This report high­lights the wide vari­a­tion in how peo­ple in nine coun­tries (Ger­many, France, Italy, Spain, Swe­den, Poland, the Czech Repub­lic, the Unit­ed King­dom, and the Unit­ed States) view the cli­mate cri­sis and struc­tur­al changes to the econ­o­my. For many peo­ple there is a gap between their views on the econ­o­my and their eval­u­a­tion of the scope of cli­mate change pol­i­cy. If Euro­pean pol­i­cy­mak­ers and cit­i­zens are going to effec­tive­ly address the cli­mate cri­sis, they must exam­ine the econ­o­my and cli­mate poli­cies in a uni­fied and coher­ent way.

Our research indi­cates that peo­ple with for­mal edu­ca­tion do not nec­es­sar­i­ly sup­port trans­for­ma­tive poli­cies and, in fact, may even oppose them on ide­o­log­i­cal grounds. While demo­graph­ic dif­fer­ences are not con­sis­tent across coun­tries, we find that cli­mate-spe­cif­ic knowl­edge does play an impor­tant role—and to a much greater extent than for­mal edu­ca­tion in gen­er­al. Peo­ple who know more about the caus­es and con­se­quences of cli­mate change are more like­ly to favour trans­for­ma­tive cli­mate pol­i­cy as well as state inter­ven­tion in the economy.

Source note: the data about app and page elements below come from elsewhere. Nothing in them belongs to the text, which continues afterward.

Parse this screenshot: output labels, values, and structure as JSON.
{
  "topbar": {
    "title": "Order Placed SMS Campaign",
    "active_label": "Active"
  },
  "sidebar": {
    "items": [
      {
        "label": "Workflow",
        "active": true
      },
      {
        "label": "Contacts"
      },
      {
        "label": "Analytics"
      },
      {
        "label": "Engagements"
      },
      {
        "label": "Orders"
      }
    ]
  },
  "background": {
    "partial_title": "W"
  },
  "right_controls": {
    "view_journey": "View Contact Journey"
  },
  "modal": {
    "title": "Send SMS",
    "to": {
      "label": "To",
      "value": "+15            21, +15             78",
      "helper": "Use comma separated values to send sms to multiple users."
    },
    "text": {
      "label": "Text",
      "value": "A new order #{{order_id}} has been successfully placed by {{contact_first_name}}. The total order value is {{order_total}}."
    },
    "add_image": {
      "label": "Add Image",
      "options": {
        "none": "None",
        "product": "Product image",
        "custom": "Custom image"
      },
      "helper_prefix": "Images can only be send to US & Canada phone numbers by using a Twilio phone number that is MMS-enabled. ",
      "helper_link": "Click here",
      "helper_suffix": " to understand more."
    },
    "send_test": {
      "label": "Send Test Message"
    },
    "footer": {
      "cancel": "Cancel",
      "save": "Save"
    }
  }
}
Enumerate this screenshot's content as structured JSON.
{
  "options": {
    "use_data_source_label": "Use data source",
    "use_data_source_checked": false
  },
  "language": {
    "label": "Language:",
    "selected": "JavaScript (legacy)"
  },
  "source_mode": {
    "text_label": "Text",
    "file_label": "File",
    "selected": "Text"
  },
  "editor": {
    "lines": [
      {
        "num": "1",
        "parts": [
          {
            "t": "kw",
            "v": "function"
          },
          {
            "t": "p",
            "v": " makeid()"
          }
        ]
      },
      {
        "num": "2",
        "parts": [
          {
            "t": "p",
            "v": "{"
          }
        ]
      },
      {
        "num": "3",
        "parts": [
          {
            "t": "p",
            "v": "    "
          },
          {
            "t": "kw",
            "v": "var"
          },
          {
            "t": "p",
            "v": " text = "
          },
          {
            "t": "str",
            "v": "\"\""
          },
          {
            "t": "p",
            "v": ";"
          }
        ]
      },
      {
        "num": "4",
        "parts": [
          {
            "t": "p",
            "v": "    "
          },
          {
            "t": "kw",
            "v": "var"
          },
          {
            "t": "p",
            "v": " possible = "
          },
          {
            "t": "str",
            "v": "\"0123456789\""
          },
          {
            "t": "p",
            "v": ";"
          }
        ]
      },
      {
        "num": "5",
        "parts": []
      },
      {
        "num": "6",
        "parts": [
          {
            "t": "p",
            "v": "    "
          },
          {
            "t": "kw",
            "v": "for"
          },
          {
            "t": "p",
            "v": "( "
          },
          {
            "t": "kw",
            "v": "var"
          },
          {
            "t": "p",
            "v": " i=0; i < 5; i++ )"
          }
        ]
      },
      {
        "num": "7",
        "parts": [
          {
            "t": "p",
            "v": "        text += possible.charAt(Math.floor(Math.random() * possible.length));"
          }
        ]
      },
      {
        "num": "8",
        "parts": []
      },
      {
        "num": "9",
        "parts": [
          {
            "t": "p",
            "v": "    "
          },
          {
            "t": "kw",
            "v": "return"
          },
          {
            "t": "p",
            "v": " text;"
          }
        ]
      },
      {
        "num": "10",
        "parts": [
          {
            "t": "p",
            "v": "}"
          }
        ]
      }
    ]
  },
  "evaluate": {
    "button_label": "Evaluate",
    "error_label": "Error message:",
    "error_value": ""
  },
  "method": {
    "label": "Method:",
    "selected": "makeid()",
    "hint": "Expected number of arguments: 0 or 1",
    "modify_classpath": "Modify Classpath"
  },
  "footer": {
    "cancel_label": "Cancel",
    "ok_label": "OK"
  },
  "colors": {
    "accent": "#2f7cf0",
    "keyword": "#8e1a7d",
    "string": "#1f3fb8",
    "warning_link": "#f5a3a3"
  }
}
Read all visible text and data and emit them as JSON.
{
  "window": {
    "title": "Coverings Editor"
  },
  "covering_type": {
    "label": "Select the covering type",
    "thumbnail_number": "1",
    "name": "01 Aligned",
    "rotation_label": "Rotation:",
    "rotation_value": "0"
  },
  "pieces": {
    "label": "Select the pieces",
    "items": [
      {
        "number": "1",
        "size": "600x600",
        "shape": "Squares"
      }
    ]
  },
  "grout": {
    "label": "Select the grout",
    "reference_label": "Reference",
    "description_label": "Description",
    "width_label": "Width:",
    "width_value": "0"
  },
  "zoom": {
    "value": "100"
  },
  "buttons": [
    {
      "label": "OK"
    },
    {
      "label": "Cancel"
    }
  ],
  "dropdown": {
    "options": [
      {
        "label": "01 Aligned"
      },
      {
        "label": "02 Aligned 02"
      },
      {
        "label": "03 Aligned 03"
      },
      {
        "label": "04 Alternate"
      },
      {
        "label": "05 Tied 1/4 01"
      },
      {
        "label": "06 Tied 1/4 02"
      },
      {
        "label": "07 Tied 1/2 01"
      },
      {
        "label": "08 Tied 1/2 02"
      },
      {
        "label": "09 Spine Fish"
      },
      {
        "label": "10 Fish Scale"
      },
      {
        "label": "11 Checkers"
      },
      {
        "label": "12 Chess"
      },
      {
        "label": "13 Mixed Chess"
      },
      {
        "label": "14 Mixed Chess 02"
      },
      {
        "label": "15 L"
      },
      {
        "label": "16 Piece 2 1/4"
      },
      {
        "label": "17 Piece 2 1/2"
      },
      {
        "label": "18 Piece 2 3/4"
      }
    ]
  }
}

The study shows how impor­tant it is to exam­ine the inter­play of views on cli­mate pol­i­cy specif­i­cal­ly and wider eco­nom­ic pol­i­cy. There is no auto­mat­ic link between the two and the pre­cise inter­play varies great­ly between coun­tries. Strate­gies for engag­ing publics in wider eco­nom­ic debates linked to cli­mate pol­i­cy need to be designed with a clear under­stand­ing of the respec­tive nation­al con­texts. If advo­cates and pol­i­cy­mak­ers can focus debates on spe­cif­ic, trans­for­ma­tive cli­mate poli­cies that are designed well, they may be able to work with— not against— large seg­ments of the pop­u­la­tion in devel­op­ing a greater align­ment between their spe­cif­ic pref­er­ences and over­all out­look on the system.